Excerpts from an interface dataset:
----------
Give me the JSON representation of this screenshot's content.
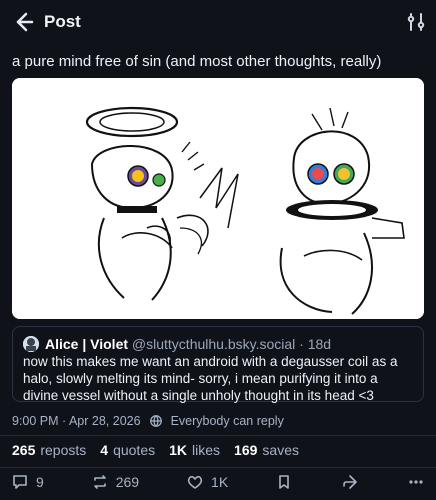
{
  "header": {
    "title": "Post"
  },
  "post": {
    "text": "a pure mind free of sin (and most other thoughts, really)",
    "timestamp": "9:00 PM · Apr 28, 2026",
    "visibility": "Everybody can reply"
  },
  "quote": {
    "name": "Alice | Violet",
    "handle": "@sluttycthulhu.bsky.social",
    "time": "· 18d",
    "text": "now this makes me want an android with a degausser coil as a halo, slowly melting its mind- sorry, i mean purifying it into a divine vessel without a single unholy thought in its head <3"
  },
  "stats": {
    "reposts_count": "265",
    "reposts_label": "reposts",
    "quotes_count": "4",
    "quotes_label": "quotes",
    "likes_count": "1K",
    "likes_label": "likes",
    "saves_count": "169",
    "saves_label": "saves"
  },
  "actions": {
    "replies": "9",
    "reposts": "269",
    "likes": "1K"
  },
  "theme": {
    "background": "#0f1219",
    "text": "#e6ebf2",
    "muted": "#a7b4c6",
    "border": "#2b3342"
  },
  "icons": {
    "back": "arrow-left-icon",
    "filter": "sliders-icon",
    "globe": "globe-icon",
    "reply": "comment-icon",
    "repost": "repost-icon",
    "like": "heart-icon",
    "bookmark": "bookmark-icon",
    "share": "share-icon",
    "more": "more-icon"
  }
}
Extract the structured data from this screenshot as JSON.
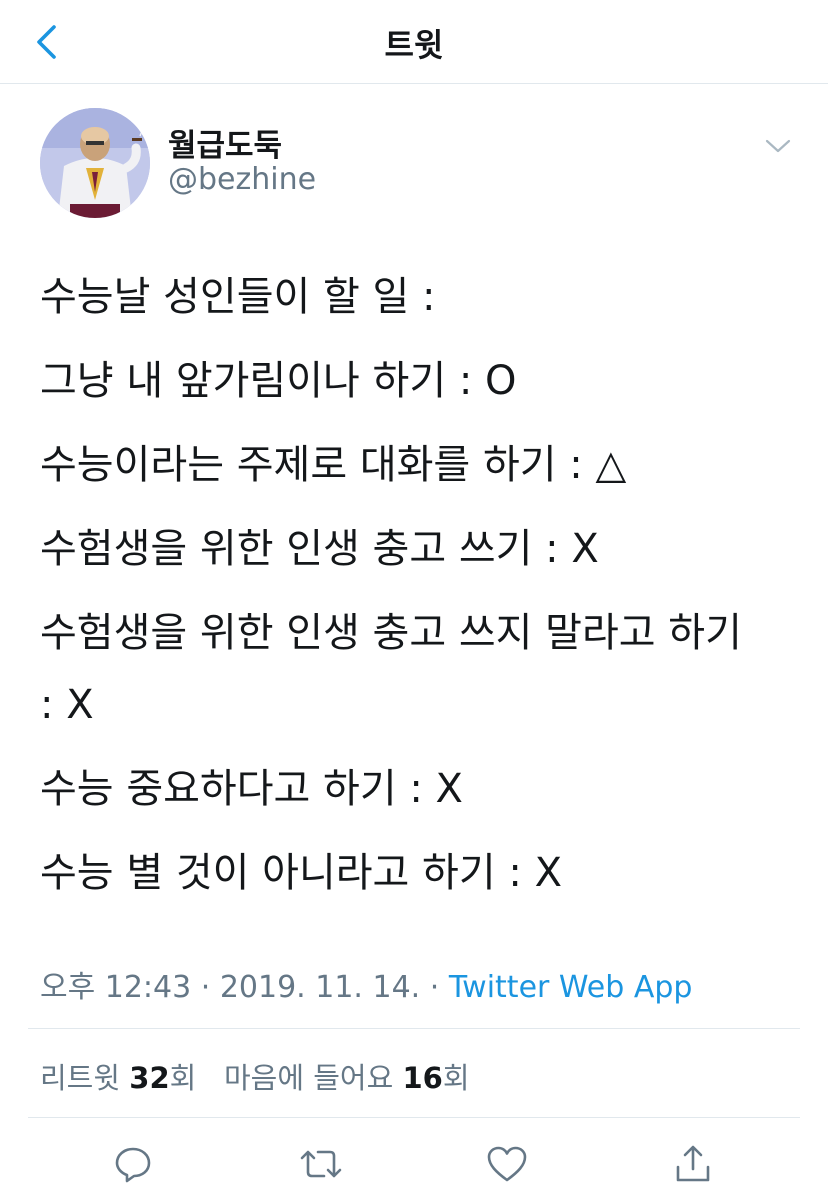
{
  "nav": {
    "title": "트윗",
    "back_icon": "chevron-left-icon"
  },
  "author": {
    "display_name": "월급도둑",
    "handle": "@bezhine",
    "avatar": "avatar-illustration",
    "menu_icon": "chevron-down-icon"
  },
  "tweet": {
    "lines": [
      "수능날 성인들이 할 일 :",
      "그냥 내 앞가림이나 하기 : O",
      "수능이라는 주제로 대화를 하기 : △",
      "수험생을 위한 인생 충고 쓰기 : X",
      "수험생을 위한 인생 충고 쓰지 말라고 하기 : X",
      "수능 중요하다고 하기 : X",
      "수능 별 것이 아니라고 하기 : X"
    ]
  },
  "meta": {
    "time": "오후 12:43",
    "separator": " · ",
    "date": "2019. 11. 14.",
    "source": "Twitter Web App"
  },
  "stats": {
    "retweet_label": "리트윗",
    "retweet_count": "32",
    "retweet_unit": "회",
    "like_label": "마음에 들어요",
    "like_count": "16",
    "like_unit": "회"
  },
  "actions": {
    "reply_icon": "reply-icon",
    "retweet_icon": "retweet-icon",
    "like_icon": "heart-icon",
    "share_icon": "share-icon"
  },
  "colors": {
    "link": "#1b95e0",
    "secondary": "#657786",
    "divider": "#e1e8ed",
    "text": "#14171a"
  }
}
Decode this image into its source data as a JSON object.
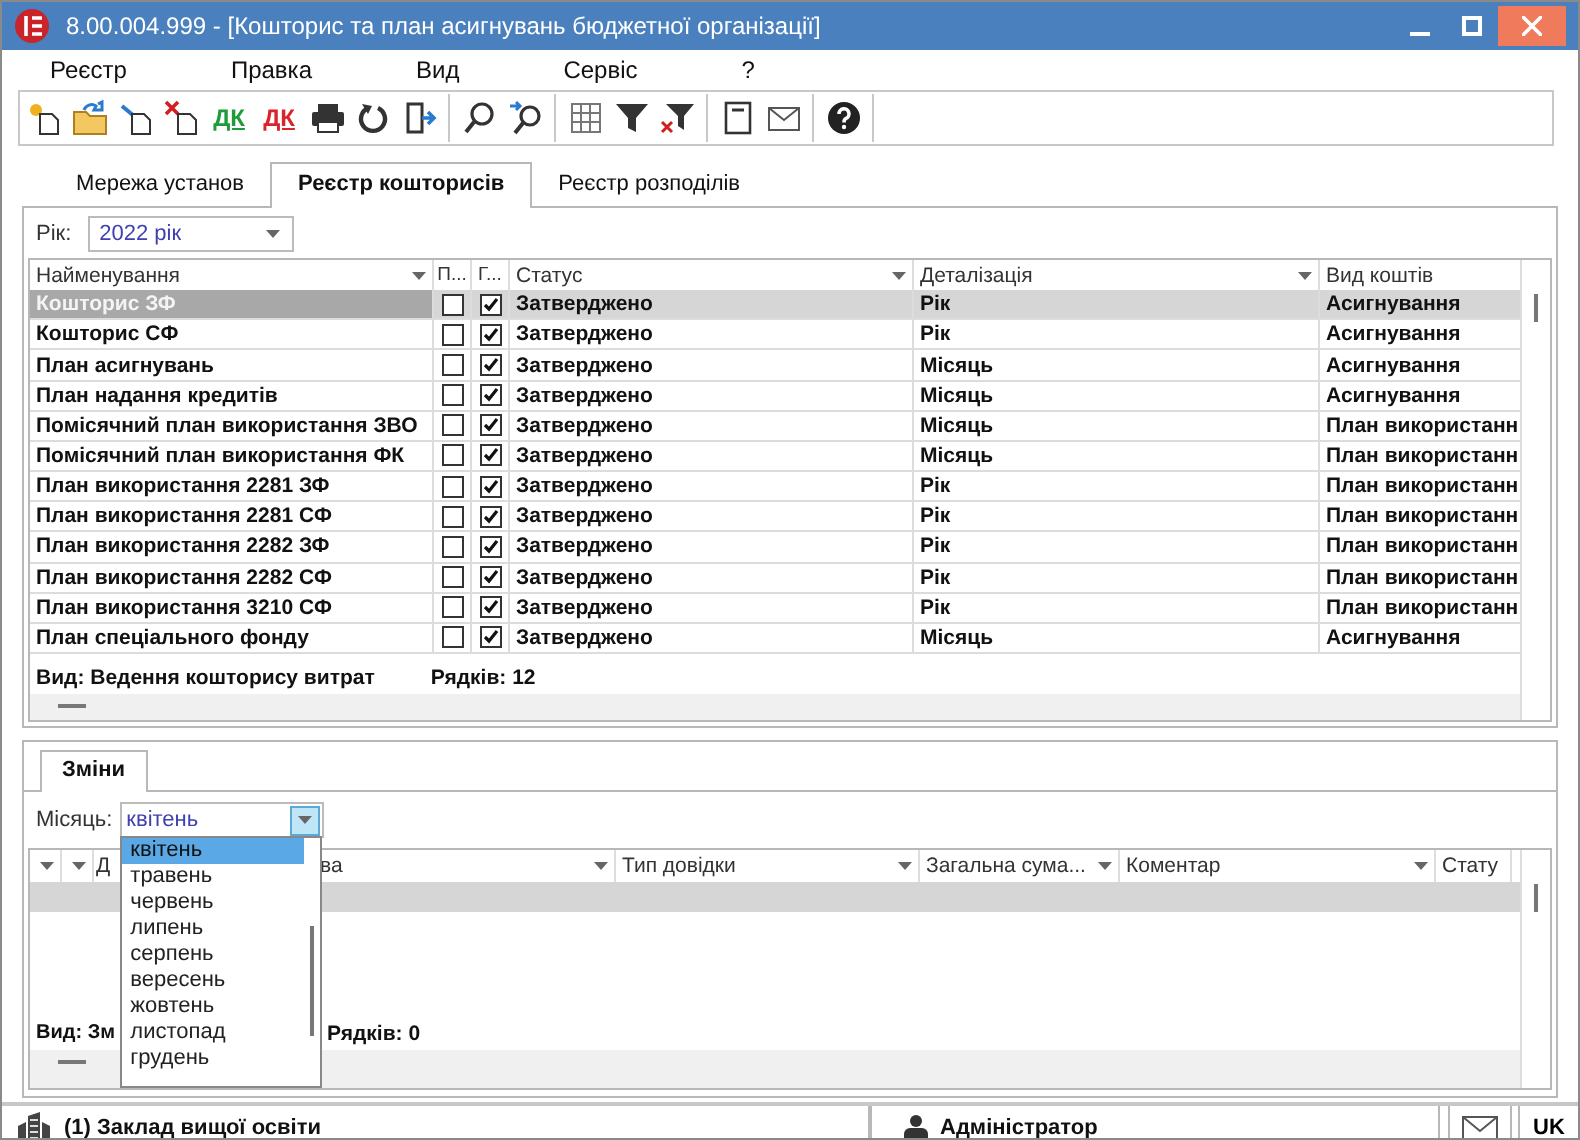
{
  "window": {
    "title": "8.00.004.999 - [Кошторис та план асигнувань бюджетної організації]"
  },
  "menu": [
    "Реєстр",
    "Правка",
    "Вид",
    "Сервіс",
    "?"
  ],
  "toolbar": [
    {
      "kind": "new"
    },
    {
      "kind": "open"
    },
    {
      "kind": "copy"
    },
    {
      "kind": "delete"
    },
    {
      "kind": "debit",
      "label": "ДК"
    },
    {
      "kind": "credit",
      "label": "ДК"
    },
    {
      "kind": "print"
    },
    {
      "kind": "refresh"
    },
    {
      "kind": "exit"
    },
    {
      "kind": "separator"
    },
    {
      "kind": "find"
    },
    {
      "kind": "find-next"
    },
    {
      "kind": "separator"
    },
    {
      "kind": "grid"
    },
    {
      "kind": "filter"
    },
    {
      "kind": "filter-clear"
    },
    {
      "kind": "separator"
    },
    {
      "kind": "document"
    },
    {
      "kind": "mail"
    },
    {
      "kind": "separator"
    },
    {
      "kind": "help"
    },
    {
      "kind": "separator"
    }
  ],
  "tabs": [
    {
      "label": "Мережа установ",
      "selected": false
    },
    {
      "label": "Реєстр кошторисів",
      "selected": true
    },
    {
      "label": "Реєстр розподілів",
      "selected": false
    }
  ],
  "year": {
    "label": "Рік:",
    "value": "2022 рік"
  },
  "registry": {
    "columns": [
      {
        "label": "Найменування",
        "filter": true
      },
      {
        "label": "П...",
        "filter": false
      },
      {
        "label": "Г...",
        "filter": false
      },
      {
        "label": "Статус",
        "filter": true
      },
      {
        "label": "Деталізація",
        "filter": true
      },
      {
        "label": "Вид коштів",
        "filter": false
      }
    ],
    "rows": [
      {
        "name": "Кошторис ЗФ",
        "p": false,
        "g": true,
        "status": "Затверджено",
        "detail": "Рік",
        "funds": "Асигнування",
        "selected": true
      },
      {
        "name": "Кошторис СФ",
        "p": false,
        "g": true,
        "status": "Затверджено",
        "detail": "Рік",
        "funds": "Асигнування",
        "selected": false
      },
      {
        "name": "План асигнувань",
        "p": false,
        "g": true,
        "status": "Затверджено",
        "detail": "Місяць",
        "funds": "Асигнування",
        "selected": false
      },
      {
        "name": "План надання кредитів",
        "p": false,
        "g": true,
        "status": "Затверджено",
        "detail": "Місяць",
        "funds": "Асигнування",
        "selected": false
      },
      {
        "name": "Помісячний план використання ЗВО",
        "p": false,
        "g": true,
        "status": "Затверджено",
        "detail": "Місяць",
        "funds": "План використанн",
        "selected": false
      },
      {
        "name": "Помісячний план використання ФК",
        "p": false,
        "g": true,
        "status": "Затверджено",
        "detail": "Місяць",
        "funds": "План використанн",
        "selected": false
      },
      {
        "name": "План використання 2281 ЗФ",
        "p": false,
        "g": true,
        "status": "Затверджено",
        "detail": "Рік",
        "funds": "План використанн",
        "selected": false
      },
      {
        "name": "План використання 2281 СФ",
        "p": false,
        "g": true,
        "status": "Затверджено",
        "detail": "Рік",
        "funds": "План використанн",
        "selected": false
      },
      {
        "name": "План використання 2282 ЗФ",
        "p": false,
        "g": true,
        "status": "Затверджено",
        "detail": "Рік",
        "funds": "План використанн",
        "selected": false
      },
      {
        "name": "План використання 2282 СФ",
        "p": false,
        "g": true,
        "status": "Затверджено",
        "detail": "Рік",
        "funds": "План використанн",
        "selected": false
      },
      {
        "name": "План використання 3210 СФ",
        "p": false,
        "g": true,
        "status": "Затверджено",
        "detail": "Рік",
        "funds": "План використанн",
        "selected": false
      },
      {
        "name": "План спеціального фонду",
        "p": false,
        "g": true,
        "status": "Затверджено",
        "detail": "Місяць",
        "funds": "Асигнування",
        "selected": false
      }
    ],
    "footer": {
      "view": "Вид: Ведення кошторису витрат",
      "count": "Рядків: 12"
    }
  },
  "changes": {
    "tab": {
      "label": "Зміни",
      "selected": true
    },
    "month": {
      "label": "Місяць:",
      "value": "квітень",
      "options": [
        {
          "label": "квітень",
          "selected": true
        },
        {
          "label": "травень",
          "selected": false
        },
        {
          "label": "червень",
          "selected": false
        },
        {
          "label": "липень",
          "selected": false
        },
        {
          "label": "серпень",
          "selected": false
        },
        {
          "label": "вересень",
          "selected": false
        },
        {
          "label": "жовтень",
          "selected": false
        },
        {
          "label": "листопад",
          "selected": false
        },
        {
          "label": "грудень",
          "selected": false
        }
      ]
    },
    "columns": [
      {
        "filter": true
      },
      {
        "filter": true
      },
      {
        "label": "Д",
        "filter": false
      },
      {
        "label": "ва",
        "filter": true
      },
      {
        "label": "Тип довідки",
        "filter": true
      },
      {
        "label": "Загальна сума...",
        "filter": true
      },
      {
        "label": "Коментар",
        "filter": true
      },
      {
        "label": "Стату",
        "filter": false
      }
    ],
    "footer": {
      "view": "Вид: Зм",
      "count": "Рядків: 0"
    }
  },
  "status_bar": {
    "organization": "(1) Заклад вищої освіти",
    "user": "Адміністратор",
    "language": "UK"
  }
}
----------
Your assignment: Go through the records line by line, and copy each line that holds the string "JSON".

Result of the task:
Give me the JSON representation of this screenshot's content.
Extract the structured data from this screenshot as JSON.
Decode this image into its source data as a JSON object.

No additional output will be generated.